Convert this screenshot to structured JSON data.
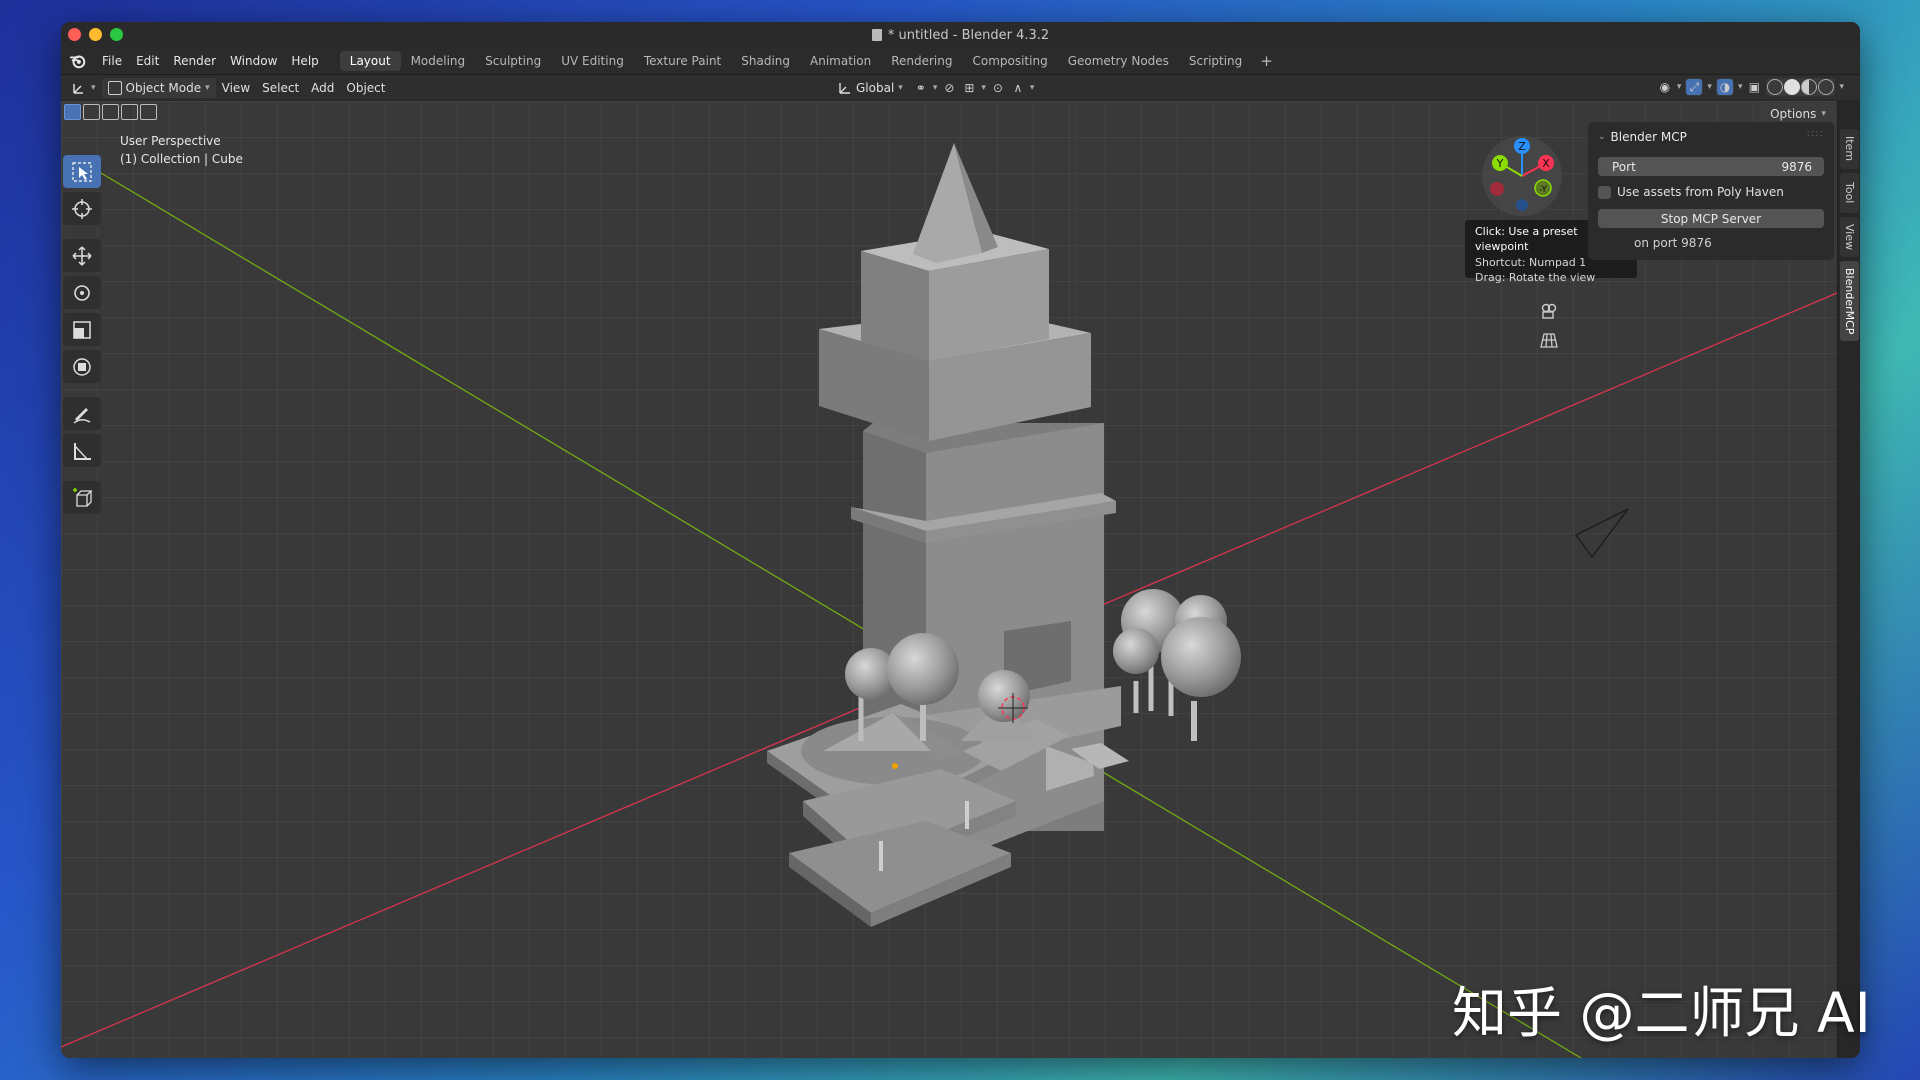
{
  "window": {
    "title": "* untitled - Blender 4.3.2"
  },
  "menubar": {
    "items": [
      "File",
      "Edit",
      "Render",
      "Window",
      "Help"
    ],
    "workspaces": [
      "Layout",
      "Modeling",
      "Sculpting",
      "UV Editing",
      "Texture Paint",
      "Shading",
      "Animation",
      "Rendering",
      "Compositing",
      "Geometry Nodes",
      "Scripting"
    ],
    "active_workspace": "Layout",
    "add_label": "+"
  },
  "header": {
    "mode": "Object Mode",
    "menus": [
      "View",
      "Select",
      "Add",
      "Object"
    ],
    "transform_orientation": "Global",
    "options_label": "Options"
  },
  "viewport": {
    "perspective_label": "User Perspective",
    "collection_label": "(1) Collection | Cube"
  },
  "gizmo": {
    "z": "Z",
    "x": "X",
    "y": "Y",
    "neg_y": "-Y"
  },
  "tooltip": {
    "title": "Click: Use a preset viewpoint",
    "shortcut": "Shortcut: Numpad 1",
    "drag": "Drag: Rotate the view"
  },
  "npanel": {
    "title": "Blender MCP",
    "port_label": "Port",
    "port_value": "9876",
    "poly_haven_label": "Use assets from Poly Haven",
    "stop_button": "Stop MCP Server",
    "status": "on port 9876"
  },
  "sidetabs": [
    "Item",
    "Tool",
    "View",
    "BlenderMCP"
  ],
  "watermark": "知乎 @二师兄 AI",
  "colors": {
    "accent": "#4772b3",
    "x_axis": "#ff3352",
    "y_axis": "#8bdc00",
    "z_axis": "#2890ff"
  }
}
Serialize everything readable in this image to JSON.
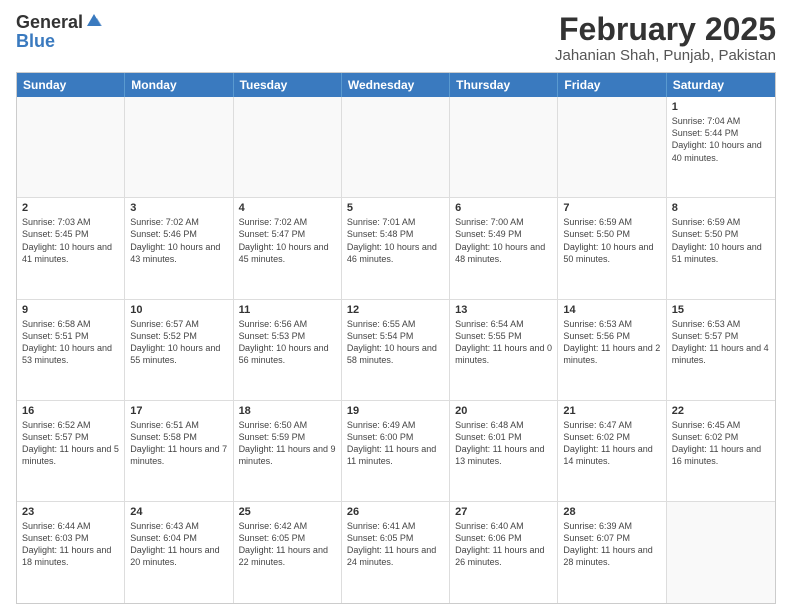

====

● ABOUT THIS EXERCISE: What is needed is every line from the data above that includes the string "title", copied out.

● SOLUTION:
    "title": "* untitled - Blender 4.3.2"
    "title": "Click: Use a preset viewpoint",
    "title": "Blender MCP",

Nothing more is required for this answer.